Exercise requirements -> Only lines holding the word "Cari" should be copied from the material.

.....

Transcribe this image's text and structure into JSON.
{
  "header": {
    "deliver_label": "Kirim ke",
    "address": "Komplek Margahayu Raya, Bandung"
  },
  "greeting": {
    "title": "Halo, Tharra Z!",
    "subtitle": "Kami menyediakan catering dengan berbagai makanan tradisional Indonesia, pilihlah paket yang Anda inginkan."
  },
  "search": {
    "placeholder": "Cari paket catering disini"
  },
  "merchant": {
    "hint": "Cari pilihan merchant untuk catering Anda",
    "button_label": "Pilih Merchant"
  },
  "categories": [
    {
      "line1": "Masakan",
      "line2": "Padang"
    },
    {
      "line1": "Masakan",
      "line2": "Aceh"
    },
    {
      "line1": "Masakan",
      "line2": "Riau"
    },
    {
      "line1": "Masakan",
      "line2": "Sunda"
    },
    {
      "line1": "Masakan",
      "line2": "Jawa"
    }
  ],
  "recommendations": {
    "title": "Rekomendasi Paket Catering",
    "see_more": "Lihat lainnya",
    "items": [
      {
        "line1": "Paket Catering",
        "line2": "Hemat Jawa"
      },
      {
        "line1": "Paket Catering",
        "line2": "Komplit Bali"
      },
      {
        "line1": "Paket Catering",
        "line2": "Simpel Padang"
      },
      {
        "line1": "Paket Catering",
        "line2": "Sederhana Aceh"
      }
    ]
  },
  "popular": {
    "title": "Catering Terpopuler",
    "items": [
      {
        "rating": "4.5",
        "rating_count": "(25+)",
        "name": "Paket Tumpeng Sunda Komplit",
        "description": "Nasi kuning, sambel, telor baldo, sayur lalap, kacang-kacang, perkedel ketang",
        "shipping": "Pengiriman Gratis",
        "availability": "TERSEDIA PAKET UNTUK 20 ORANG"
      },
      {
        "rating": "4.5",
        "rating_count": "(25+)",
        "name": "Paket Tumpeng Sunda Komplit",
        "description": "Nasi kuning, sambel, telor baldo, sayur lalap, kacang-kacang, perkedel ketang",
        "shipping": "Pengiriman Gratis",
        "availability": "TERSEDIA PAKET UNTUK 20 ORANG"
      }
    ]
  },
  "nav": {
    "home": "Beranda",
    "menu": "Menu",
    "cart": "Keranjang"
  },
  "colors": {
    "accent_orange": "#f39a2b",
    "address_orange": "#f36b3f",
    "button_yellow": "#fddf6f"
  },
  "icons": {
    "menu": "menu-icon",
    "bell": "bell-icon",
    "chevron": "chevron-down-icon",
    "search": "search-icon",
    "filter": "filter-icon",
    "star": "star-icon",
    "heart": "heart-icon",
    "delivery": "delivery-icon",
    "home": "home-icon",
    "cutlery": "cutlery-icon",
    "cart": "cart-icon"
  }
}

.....

Exercise solution ->
    "placeholder": "Cari paket catering disini"
    "hint": "Cari pilihan merchant untuk catering Anda",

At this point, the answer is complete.